→ **Data records**
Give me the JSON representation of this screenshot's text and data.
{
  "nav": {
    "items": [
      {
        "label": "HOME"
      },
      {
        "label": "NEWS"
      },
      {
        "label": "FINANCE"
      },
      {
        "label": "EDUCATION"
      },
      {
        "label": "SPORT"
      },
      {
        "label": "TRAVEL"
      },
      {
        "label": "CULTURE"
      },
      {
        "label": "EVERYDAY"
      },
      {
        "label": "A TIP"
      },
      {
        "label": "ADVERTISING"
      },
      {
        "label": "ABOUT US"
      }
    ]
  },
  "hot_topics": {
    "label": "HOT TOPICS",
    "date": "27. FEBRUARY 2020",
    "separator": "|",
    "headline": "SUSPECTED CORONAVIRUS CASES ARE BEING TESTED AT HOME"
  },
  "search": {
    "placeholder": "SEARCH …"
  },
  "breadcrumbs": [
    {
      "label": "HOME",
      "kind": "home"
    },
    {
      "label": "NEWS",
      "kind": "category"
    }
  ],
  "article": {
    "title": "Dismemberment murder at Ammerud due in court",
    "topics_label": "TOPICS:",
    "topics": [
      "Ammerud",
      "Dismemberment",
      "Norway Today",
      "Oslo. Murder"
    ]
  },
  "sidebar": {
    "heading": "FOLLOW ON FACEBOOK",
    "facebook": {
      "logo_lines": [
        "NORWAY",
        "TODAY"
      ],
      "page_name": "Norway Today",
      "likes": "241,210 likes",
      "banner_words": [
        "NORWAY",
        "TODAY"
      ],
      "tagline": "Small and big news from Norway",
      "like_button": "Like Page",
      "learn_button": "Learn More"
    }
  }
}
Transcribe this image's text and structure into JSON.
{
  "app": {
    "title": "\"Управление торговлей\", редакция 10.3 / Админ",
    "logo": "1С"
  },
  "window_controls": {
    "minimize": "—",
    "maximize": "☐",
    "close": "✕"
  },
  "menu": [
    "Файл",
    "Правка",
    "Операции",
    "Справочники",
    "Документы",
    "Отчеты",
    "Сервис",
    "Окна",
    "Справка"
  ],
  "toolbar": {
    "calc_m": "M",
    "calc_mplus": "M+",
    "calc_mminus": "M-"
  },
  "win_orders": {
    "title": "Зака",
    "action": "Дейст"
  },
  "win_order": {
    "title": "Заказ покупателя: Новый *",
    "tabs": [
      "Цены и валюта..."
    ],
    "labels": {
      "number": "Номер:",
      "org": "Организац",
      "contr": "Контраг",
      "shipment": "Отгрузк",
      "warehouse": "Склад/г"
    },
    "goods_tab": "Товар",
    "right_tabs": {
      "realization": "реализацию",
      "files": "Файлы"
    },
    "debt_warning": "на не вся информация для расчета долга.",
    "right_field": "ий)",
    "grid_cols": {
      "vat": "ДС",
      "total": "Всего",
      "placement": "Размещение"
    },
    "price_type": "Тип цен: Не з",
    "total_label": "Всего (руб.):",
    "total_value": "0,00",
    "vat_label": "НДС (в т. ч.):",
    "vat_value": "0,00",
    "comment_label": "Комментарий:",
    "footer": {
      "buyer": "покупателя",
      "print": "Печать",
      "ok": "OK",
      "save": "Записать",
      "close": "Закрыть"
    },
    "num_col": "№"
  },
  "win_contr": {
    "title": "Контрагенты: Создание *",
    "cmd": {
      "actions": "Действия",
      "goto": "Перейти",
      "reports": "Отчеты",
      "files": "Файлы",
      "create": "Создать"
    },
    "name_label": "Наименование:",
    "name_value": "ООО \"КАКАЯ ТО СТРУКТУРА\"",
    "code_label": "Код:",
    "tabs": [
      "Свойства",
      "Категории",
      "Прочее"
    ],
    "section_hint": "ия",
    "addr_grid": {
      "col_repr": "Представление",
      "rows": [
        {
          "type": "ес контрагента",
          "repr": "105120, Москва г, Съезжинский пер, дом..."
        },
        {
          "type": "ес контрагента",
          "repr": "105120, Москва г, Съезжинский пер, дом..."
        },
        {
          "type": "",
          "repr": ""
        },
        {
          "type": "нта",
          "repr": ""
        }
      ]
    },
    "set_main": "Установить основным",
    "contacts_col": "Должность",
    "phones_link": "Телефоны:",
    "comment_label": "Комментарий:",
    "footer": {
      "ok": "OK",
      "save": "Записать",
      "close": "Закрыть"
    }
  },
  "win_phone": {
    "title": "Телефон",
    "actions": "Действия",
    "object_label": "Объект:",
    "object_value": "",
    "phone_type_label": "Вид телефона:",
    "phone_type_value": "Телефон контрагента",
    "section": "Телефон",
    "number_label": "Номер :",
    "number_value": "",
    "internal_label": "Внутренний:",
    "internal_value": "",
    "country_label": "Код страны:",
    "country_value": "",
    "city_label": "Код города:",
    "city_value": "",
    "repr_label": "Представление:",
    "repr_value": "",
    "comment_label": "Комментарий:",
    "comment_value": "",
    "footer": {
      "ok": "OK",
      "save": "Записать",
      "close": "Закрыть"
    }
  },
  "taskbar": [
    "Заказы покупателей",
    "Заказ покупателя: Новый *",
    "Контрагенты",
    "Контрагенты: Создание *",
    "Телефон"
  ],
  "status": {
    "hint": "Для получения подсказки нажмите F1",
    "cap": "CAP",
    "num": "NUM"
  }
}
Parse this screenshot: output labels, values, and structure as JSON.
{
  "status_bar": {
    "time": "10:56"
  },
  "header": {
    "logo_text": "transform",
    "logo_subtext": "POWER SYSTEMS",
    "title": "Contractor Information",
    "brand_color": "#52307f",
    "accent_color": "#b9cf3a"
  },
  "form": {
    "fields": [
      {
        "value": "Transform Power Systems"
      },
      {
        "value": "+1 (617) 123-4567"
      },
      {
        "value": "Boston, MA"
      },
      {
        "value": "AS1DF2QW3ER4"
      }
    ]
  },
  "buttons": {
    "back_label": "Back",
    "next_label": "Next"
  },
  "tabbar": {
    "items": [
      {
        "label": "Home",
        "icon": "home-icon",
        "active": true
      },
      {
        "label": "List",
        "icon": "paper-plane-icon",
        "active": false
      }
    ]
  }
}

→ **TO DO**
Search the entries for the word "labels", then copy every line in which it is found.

→ **ANSWER BOX**
    "labels": {
Parse this screenshot: output labels, values, and structure as JSON.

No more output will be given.